These 5 Little Things Might Explain Why You Wake Up Tired, Even After A Full 8 Hours

by Caroline Burke

Getting a good night's sleep can turn a Monday into a holiday, if you do it right. After sleeping a solid eight hours, you probably expect that you're fully rested and ready to greet the challenges of the day — so why do you still wake up tired after a good night's sleep? It can seem like a math equation without a solution, especially when you've literally been sleeping for that whole time.

Unfortunately, all sleep is not created equal.
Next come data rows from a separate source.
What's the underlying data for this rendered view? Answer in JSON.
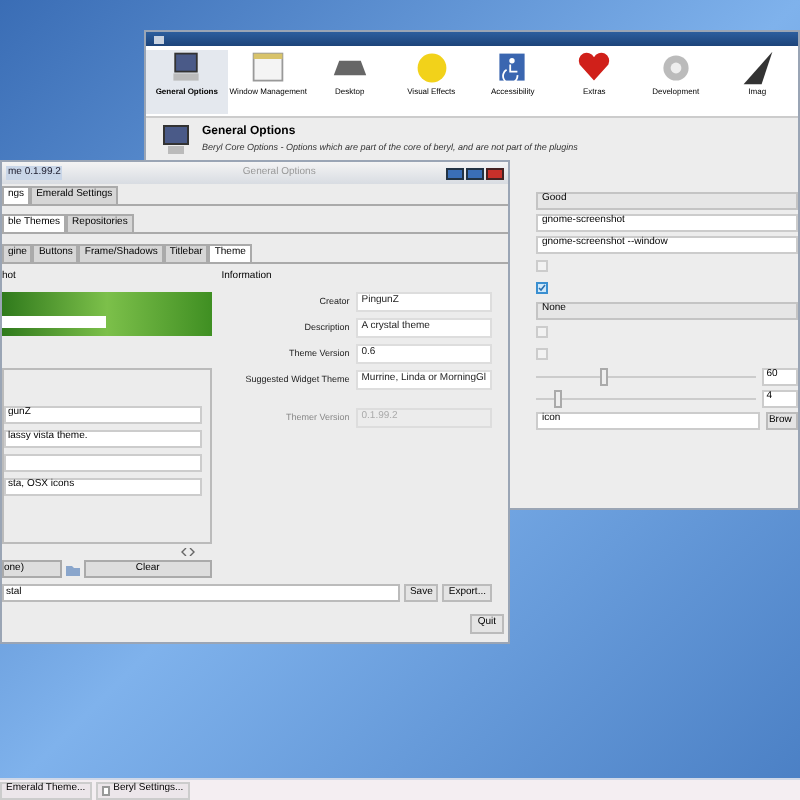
{
  "settings_window": {
    "categories": [
      {
        "label": "General Options",
        "selected": true
      },
      {
        "label": "Window Management",
        "selected": false
      },
      {
        "label": "Desktop",
        "selected": false
      },
      {
        "label": "Visual Effects",
        "selected": false
      },
      {
        "label": "Accessibility",
        "selected": false
      },
      {
        "label": "Extras",
        "selected": false
      },
      {
        "label": "Development",
        "selected": false
      },
      {
        "label": "Imag",
        "selected": false
      }
    ],
    "header": {
      "title": "General Options",
      "subtitle": "Beryl Core Options - Options which are part of the core of beryl, and are not part of the plugins"
    },
    "options": [
      {
        "kind": "combo",
        "value": "Good"
      },
      {
        "kind": "text",
        "value": "gnome-screenshot"
      },
      {
        "kind": "text",
        "value": "gnome-screenshot --window"
      },
      {
        "kind": "checkbox",
        "checked": false
      },
      {
        "kind": "checkbox",
        "checked": true
      },
      {
        "kind": "combo",
        "value": "None"
      },
      {
        "kind": "checkbox",
        "checked": false
      },
      {
        "kind": "checkbox",
        "checked": false
      },
      {
        "kind": "slider",
        "level": 0.3,
        "value": "60"
      },
      {
        "kind": "slider",
        "level": 0.08,
        "value": "4"
      },
      {
        "kind": "file",
        "value": "icon",
        "button": "Brow"
      }
    ]
  },
  "theme_window": {
    "title": "me 0.1.99.2",
    "overlay_title": "General Options",
    "top_tabs": [
      {
        "label": "ngs",
        "selected": true
      },
      {
        "label": "Emerald Settings",
        "selected": false
      }
    ],
    "sub_tabs": [
      {
        "label": "ble Themes",
        "selected": true
      },
      {
        "label": "Repositories",
        "selected": false
      }
    ],
    "section_tabs": [
      {
        "label": "gine",
        "selected": false
      },
      {
        "label": "Buttons",
        "selected": false
      },
      {
        "label": "Frame/Shadows",
        "selected": false
      },
      {
        "label": "Titlebar",
        "selected": false
      },
      {
        "label": "Theme",
        "selected": true
      }
    ],
    "screenshot_label": "hot",
    "left_fields": [
      {
        "kind": "text",
        "value": "gunZ"
      },
      {
        "kind": "text",
        "value": "lassy vista theme."
      },
      {
        "kind": "blank"
      },
      {
        "kind": "text",
        "value": "sta, OSX icons"
      }
    ],
    "left_buttons": [
      "one)",
      "Clear"
    ],
    "information": {
      "title": "Information",
      "rows": [
        {
          "label": "Creator",
          "value": "PingunZ",
          "disabled": false
        },
        {
          "label": "Description",
          "value": "A crystal theme",
          "disabled": false
        },
        {
          "label": "Theme Version",
          "value": "0.6",
          "disabled": false
        },
        {
          "label": "Suggested Widget Theme",
          "value": "Murrine, Linda or MorningGl",
          "disabled": false
        },
        {
          "label": "Themer Version",
          "value": "0.1.99.2",
          "disabled": true
        }
      ]
    },
    "name_field": "stal",
    "actions": [
      "Save",
      "Export..."
    ],
    "quit": "Quit"
  },
  "taskbar": [
    {
      "label": "Emerald Theme..."
    },
    {
      "label": "Beryl Settings..."
    }
  ]
}
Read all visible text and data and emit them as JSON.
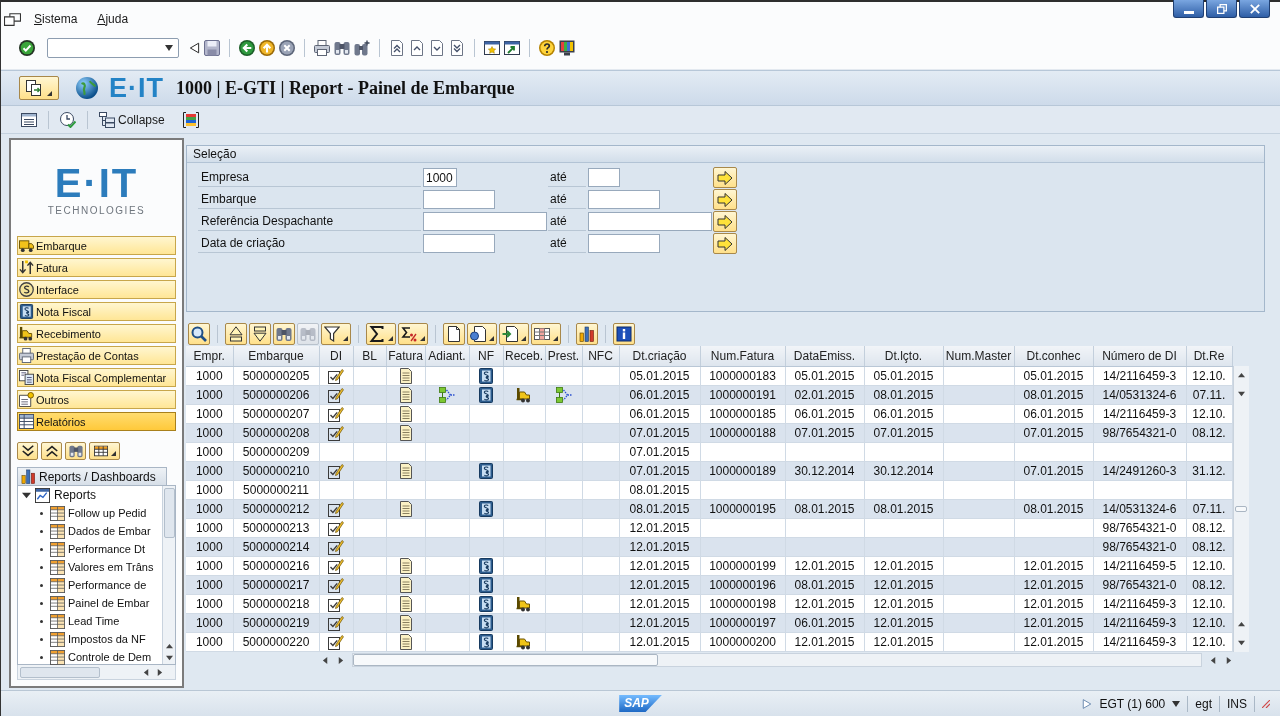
{
  "menu": [
    {
      "label": "Sistema"
    },
    {
      "label": "Ajuda"
    }
  ],
  "header": {
    "logo": "E·IT",
    "title": "1000 | E-GTI | Report - Painel de Embarque"
  },
  "app_toolbar": {
    "collapse": "Collapse"
  },
  "sidebar": {
    "logo": {
      "mark": "E·IT",
      "tagline": "TECHNOLOGIES"
    },
    "buttons": [
      {
        "label": "Embarque",
        "selected": false
      },
      {
        "label": "Fatura",
        "selected": false
      },
      {
        "label": "Interface",
        "selected": false
      },
      {
        "label": "Nota Fiscal",
        "selected": false
      },
      {
        "label": "Recebimento",
        "selected": false
      },
      {
        "label": "Prestação de Contas",
        "selected": false
      },
      {
        "label": "Nota Fiscal Complementar",
        "selected": false
      },
      {
        "label": "Outros",
        "selected": false
      },
      {
        "label": "Relatórios",
        "selected": true
      }
    ],
    "tab": "Reports / Dashboards",
    "tree": [
      {
        "label": "Reports",
        "expanded": true,
        "children": [
          {
            "label": "Follow up Pedid"
          },
          {
            "label": "Dados de Embar"
          },
          {
            "label": "Performance Dt"
          },
          {
            "label": "Valores em Trâns"
          },
          {
            "label": "Performance de"
          },
          {
            "label": "Painel de Embar"
          },
          {
            "label": "Lead Time"
          },
          {
            "label": "Impostos da NF"
          },
          {
            "label": "Controle de Dem"
          }
        ]
      }
    ]
  },
  "selection": {
    "title": "Seleção",
    "fields": [
      {
        "label": "Empresa",
        "low": "1000",
        "to": "até"
      },
      {
        "label": "Embarque",
        "to": "até"
      },
      {
        "label": "Referência Despachante",
        "to": "até"
      },
      {
        "label": "Data de criação",
        "to": "até"
      }
    ]
  },
  "table": {
    "toolbar": [
      [
        {
          "kind": "details",
          "disabled": false
        }
      ],
      [
        {
          "kind": "sort-ascending",
          "disabled": false
        },
        {
          "kind": "sort-descending",
          "disabled": false
        },
        {
          "kind": "find",
          "disabled": false
        },
        {
          "kind": "find-next",
          "disabled": true
        },
        {
          "kind": "filter",
          "disabled": false
        }
      ],
      [
        {
          "kind": "sum",
          "disabled": false
        },
        {
          "kind": "subtotals",
          "disabled": false
        }
      ],
      [
        {
          "kind": "print-preview",
          "disabled": false
        },
        {
          "kind": "views",
          "disabled": false
        },
        {
          "kind": "export",
          "disabled": false
        },
        {
          "kind": "layout",
          "disabled": false
        }
      ],
      [
        {
          "kind": "chart",
          "disabled": false
        }
      ],
      [
        {
          "kind": "info",
          "disabled": false
        }
      ]
    ],
    "columns": [
      "Empr.",
      "Embarque",
      "DI",
      "BL",
      "Fatura",
      "Adiant.",
      "NF",
      "Receb.",
      "Prest.",
      "NFC",
      "Dt.criação",
      "Num.Fatura",
      "DataEmiss.",
      "Dt.lçto.",
      "Num.Master",
      "Dt.conhec",
      "Número de DI",
      "Dt.Re"
    ],
    "rows": [
      {
        "empr": "1000",
        "embarque": "5000000205",
        "di": true,
        "fatura": true,
        "adiant": false,
        "nf": true,
        "receb": false,
        "prest": false,
        "dt_criacao": "05.01.2015",
        "num_fatura": "1000000183",
        "data_emiss": "05.01.2015",
        "dt_lcto": "05.01.2015",
        "dt_conhec": "05.01.2015",
        "numero_di": "14/2116459-3",
        "dt_re": "12.10."
      },
      {
        "empr": "1000",
        "embarque": "5000000206",
        "di": true,
        "fatura": true,
        "adiant": true,
        "nf": true,
        "receb": true,
        "prest": true,
        "dt_criacao": "06.01.2015",
        "num_fatura": "1000000191",
        "data_emiss": "02.01.2015",
        "dt_lcto": "08.01.2015",
        "dt_conhec": "08.01.2015",
        "numero_di": "14/0531324-6",
        "dt_re": "07.11."
      },
      {
        "empr": "1000",
        "embarque": "5000000207",
        "di": true,
        "fatura": true,
        "adiant": false,
        "nf": false,
        "receb": false,
        "prest": false,
        "dt_criacao": "06.01.2015",
        "num_fatura": "1000000185",
        "data_emiss": "06.01.2015",
        "dt_lcto": "06.01.2015",
        "dt_conhec": "06.01.2015",
        "numero_di": "14/2116459-3",
        "dt_re": "12.10."
      },
      {
        "empr": "1000",
        "embarque": "5000000208",
        "di": true,
        "fatura": true,
        "adiant": false,
        "nf": false,
        "receb": false,
        "prest": false,
        "dt_criacao": "07.01.2015",
        "num_fatura": "1000000188",
        "data_emiss": "07.01.2015",
        "dt_lcto": "07.01.2015",
        "dt_conhec": "07.01.2015",
        "numero_di": "98/7654321-0",
        "dt_re": "08.12."
      },
      {
        "empr": "1000",
        "embarque": "5000000209",
        "di": false,
        "fatura": false,
        "adiant": false,
        "nf": false,
        "receb": false,
        "prest": false,
        "dt_criacao": "07.01.2015"
      },
      {
        "empr": "1000",
        "embarque": "5000000210",
        "di": true,
        "fatura": true,
        "adiant": false,
        "nf": true,
        "receb": false,
        "prest": false,
        "dt_criacao": "07.01.2015",
        "num_fatura": "1000000189",
        "data_emiss": "30.12.2014",
        "dt_lcto": "30.12.2014",
        "dt_conhec": "07.01.2015",
        "numero_di": "14/2491260-3",
        "dt_re": "31.12."
      },
      {
        "empr": "1000",
        "embarque": "5000000211",
        "di": false,
        "fatura": false,
        "adiant": false,
        "nf": false,
        "receb": false,
        "prest": false,
        "dt_criacao": "08.01.2015"
      },
      {
        "empr": "1000",
        "embarque": "5000000212",
        "di": true,
        "fatura": true,
        "adiant": false,
        "nf": true,
        "receb": false,
        "prest": false,
        "dt_criacao": "08.01.2015",
        "num_fatura": "1000000195",
        "data_emiss": "08.01.2015",
        "dt_lcto": "08.01.2015",
        "dt_conhec": "08.01.2015",
        "numero_di": "14/0531324-6",
        "dt_re": "07.11."
      },
      {
        "empr": "1000",
        "embarque": "5000000213",
        "di": true,
        "fatura": false,
        "adiant": false,
        "nf": false,
        "receb": false,
        "prest": false,
        "dt_criacao": "12.01.2015",
        "numero_di": "98/7654321-0",
        "dt_re": "08.12."
      },
      {
        "empr": "1000",
        "embarque": "5000000214",
        "di": true,
        "fatura": false,
        "adiant": false,
        "nf": false,
        "receb": false,
        "prest": false,
        "dt_criacao": "12.01.2015",
        "numero_di": "98/7654321-0",
        "dt_re": "08.12."
      },
      {
        "empr": "1000",
        "embarque": "5000000216",
        "di": true,
        "fatura": true,
        "adiant": false,
        "nf": true,
        "receb": false,
        "prest": false,
        "dt_criacao": "12.01.2015",
        "num_fatura": "1000000199",
        "data_emiss": "12.01.2015",
        "dt_lcto": "12.01.2015",
        "dt_conhec": "12.01.2015",
        "numero_di": "14/2116459-5",
        "dt_re": "12.10."
      },
      {
        "empr": "1000",
        "embarque": "5000000217",
        "di": true,
        "fatura": true,
        "adiant": false,
        "nf": true,
        "receb": false,
        "prest": false,
        "dt_criacao": "12.01.2015",
        "num_fatura": "1000000196",
        "data_emiss": "08.01.2015",
        "dt_lcto": "12.01.2015",
        "dt_conhec": "12.01.2015",
        "numero_di": "98/7654321-0",
        "dt_re": "08.12."
      },
      {
        "empr": "1000",
        "embarque": "5000000218",
        "di": true,
        "fatura": true,
        "adiant": false,
        "nf": true,
        "receb": true,
        "prest": false,
        "dt_criacao": "12.01.2015",
        "num_fatura": "1000000198",
        "data_emiss": "12.01.2015",
        "dt_lcto": "12.01.2015",
        "dt_conhec": "12.01.2015",
        "numero_di": "14/2116459-3",
        "dt_re": "12.10."
      },
      {
        "empr": "1000",
        "embarque": "5000000219",
        "di": true,
        "fatura": true,
        "adiant": false,
        "nf": true,
        "receb": false,
        "prest": false,
        "dt_criacao": "12.01.2015",
        "num_fatura": "1000000197",
        "data_emiss": "06.01.2015",
        "dt_lcto": "12.01.2015",
        "dt_conhec": "12.01.2015",
        "numero_di": "14/2116459-3",
        "dt_re": "12.10."
      },
      {
        "empr": "1000",
        "embarque": "5000000220",
        "di": true,
        "fatura": true,
        "adiant": false,
        "nf": true,
        "receb": true,
        "prest": false,
        "dt_criacao": "12.01.2015",
        "num_fatura": "1000000200",
        "data_emiss": "12.01.2015",
        "dt_lcto": "12.01.2015",
        "dt_conhec": "12.01.2015",
        "numero_di": "14/2116459-3",
        "dt_re": "12.10."
      }
    ]
  },
  "status_bar": {
    "logo": "SAP",
    "system": "EGT (1) 600",
    "server": "egt",
    "mode": "INS"
  }
}
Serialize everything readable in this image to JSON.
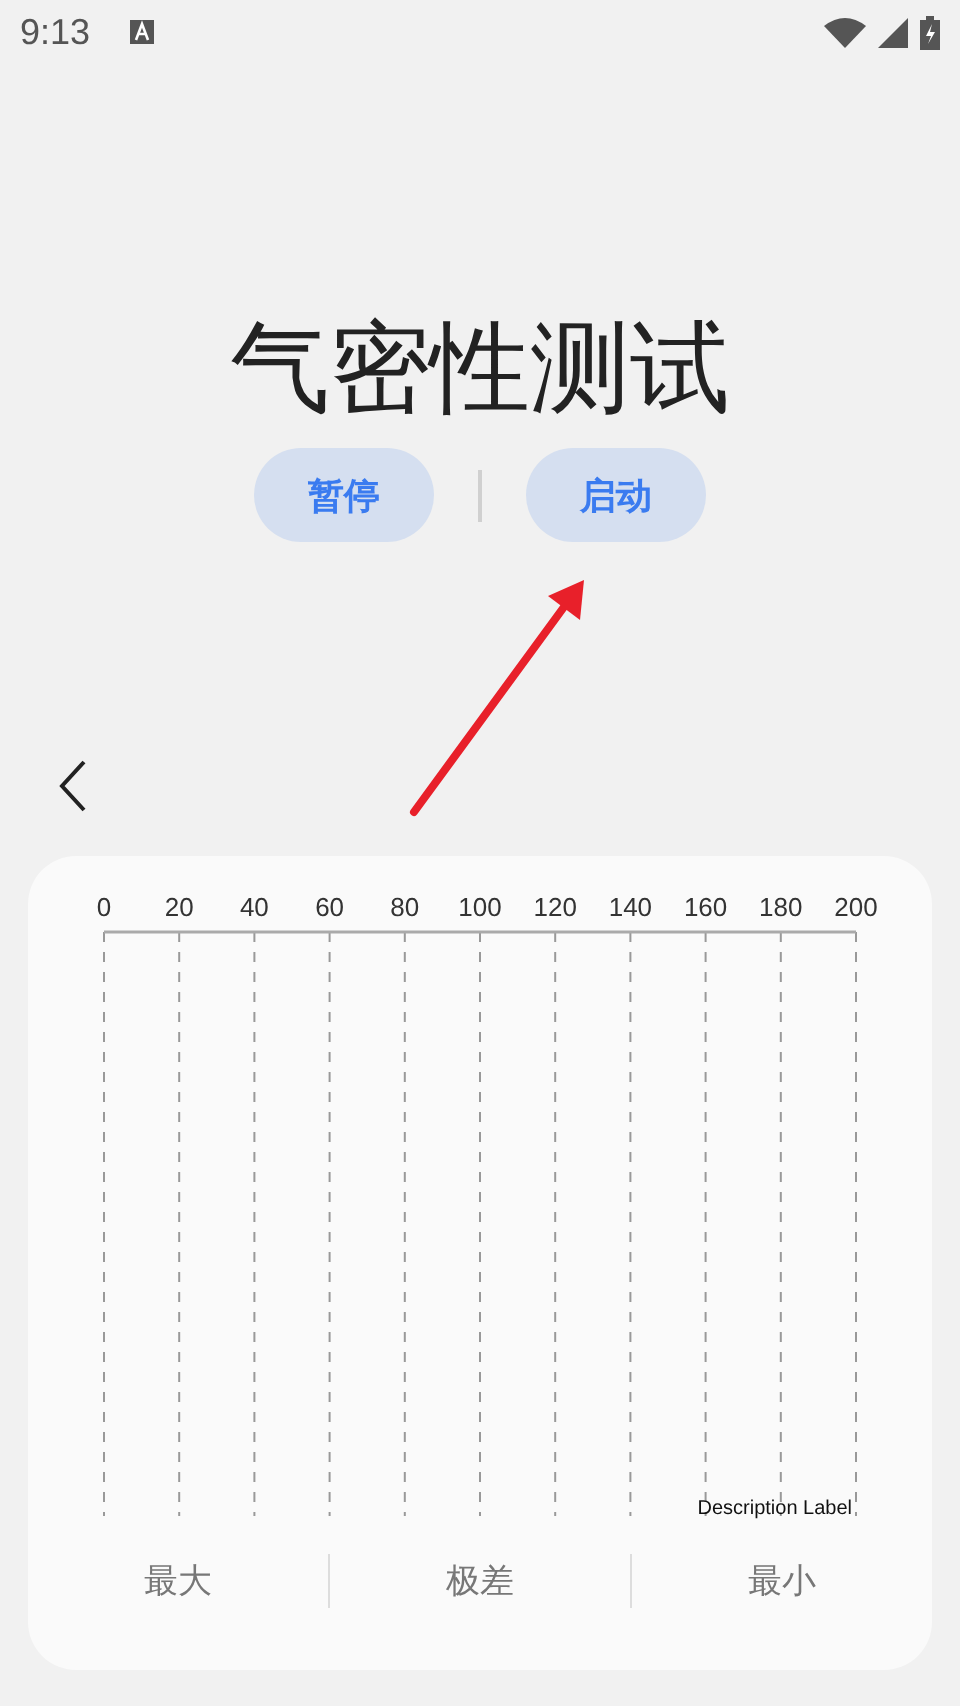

If you wake up groggy even after a full seven or eight hours of rest, you might not be reaching all stages of your rapid eye movement (REM) cycle, which makes up 25 percent of your overall sleep cycle, and is responsible for helping your brain store new memories, as well as regulating your mood, according to the National Institute of Child Health and Human Development.

The bad news is that you have to admit you're still not feeling well-rested, even after all of that effort to get snuggled into bed by 9 p.m. But the good news is that all hope is not lost: There are a number of ways you can look into your poor sleep and hopefully find a solution. From the foods you eat, to the way you dress, to the overall environment of your sleeping location, there's more than one way to increase your restfulness, besides simply closing your eyes a little earlier each night.

Here are five reasons you might not feel rested after a good night's sleep, and what you can do to catch the shut-eye you want.

Your Pajamas Are Uncomfortable

If you're waking up sweaty and hot, or with those pink elastic lines on your skin, your pajamas might not be putting you in a position to get the best rest.

Ideally, you want to sleep in roomy clothing that doesn't constrict you or trap in heat. Fabrics to avoid include polyester and rayon, which constrict heat and moisture, and fabrics to look for include natural, breathable fabrics, like cotton, linen, and bamboo.

Your Room Is Too Hot

Even if you think you're someone who gets cold easily and needs the bedroom to be on the warmer side, it's not ideal to sleep in a sweltering space. If your room is too hot, then that might make you sweat or have a fitful sleep. According to the National Sleep Foundation, the ideal sleeping environment is just a little bit cooler than you might think, at around 65 degrees Fahrenheit.

If you're able to adjust the thermostat in your room, definitely try to do that. If not, you can also adjust the circulation of airflow in your room by opening the window or setting up a fan nearby.

You Had A Big Dinner Right Before You Fell Asleep

When you eat a big meal right before bed, your body produces more energy for the sake of digestion, which might potentially disrupt your sleep cycle, according to dietitian Chloe McLeod. She told Huffington Post Australia,

I wouldn't be suggesting to come home late and have a giant meal. Have something which is lighter and easier to digest.

McLeod also noted, though, that you shouldn't go to bed starving, either. She suggested making something light, like a veggie omelette or a bowl of soup, if you do end up making dinner right before bed.

You're Not Timing Your REM Cycle Correctly

If you wake up in the middle of your REM cycle, then you might feel groggy and exhausted even after a solid eight hours of sleep. All REM cycles are a little bit different, according to the National Sleep Foundation, but the average one lasts around 90 minutes.

Ideally, you want to plan for sleep in 90-minute increments, according to the organization, so that you don't wake up in the middle of your REM cycle. For example, if you go to sleep at 10 p.m., you should either aim to wake up at 5:30 or 7 a.m., rather than 6:15.

You're Scrolling Through Your Phone Immediately Before Bed

If you have a habit of checking up on all your news feeds immediately before you go to sleep, it might be messing with your sleep cycle more than you think. According to Live Science, blue light (which is the type of light emitted from phone and laptop screens) can confuse your body and trick you into thinking it's not actually bedtime, thus leading you to stay up later than you normally would.

Try leaving your phone as far away from your bed as you can when it's time to go sleep, even if you use it as your alarm in the morning. Besides, if you can manage to leave the device a few footsteps away from your nightstand, that means you'll definitely be able to get yourself out of bed in the a.m. for the sheer sake of turning off that annoying alarm, right?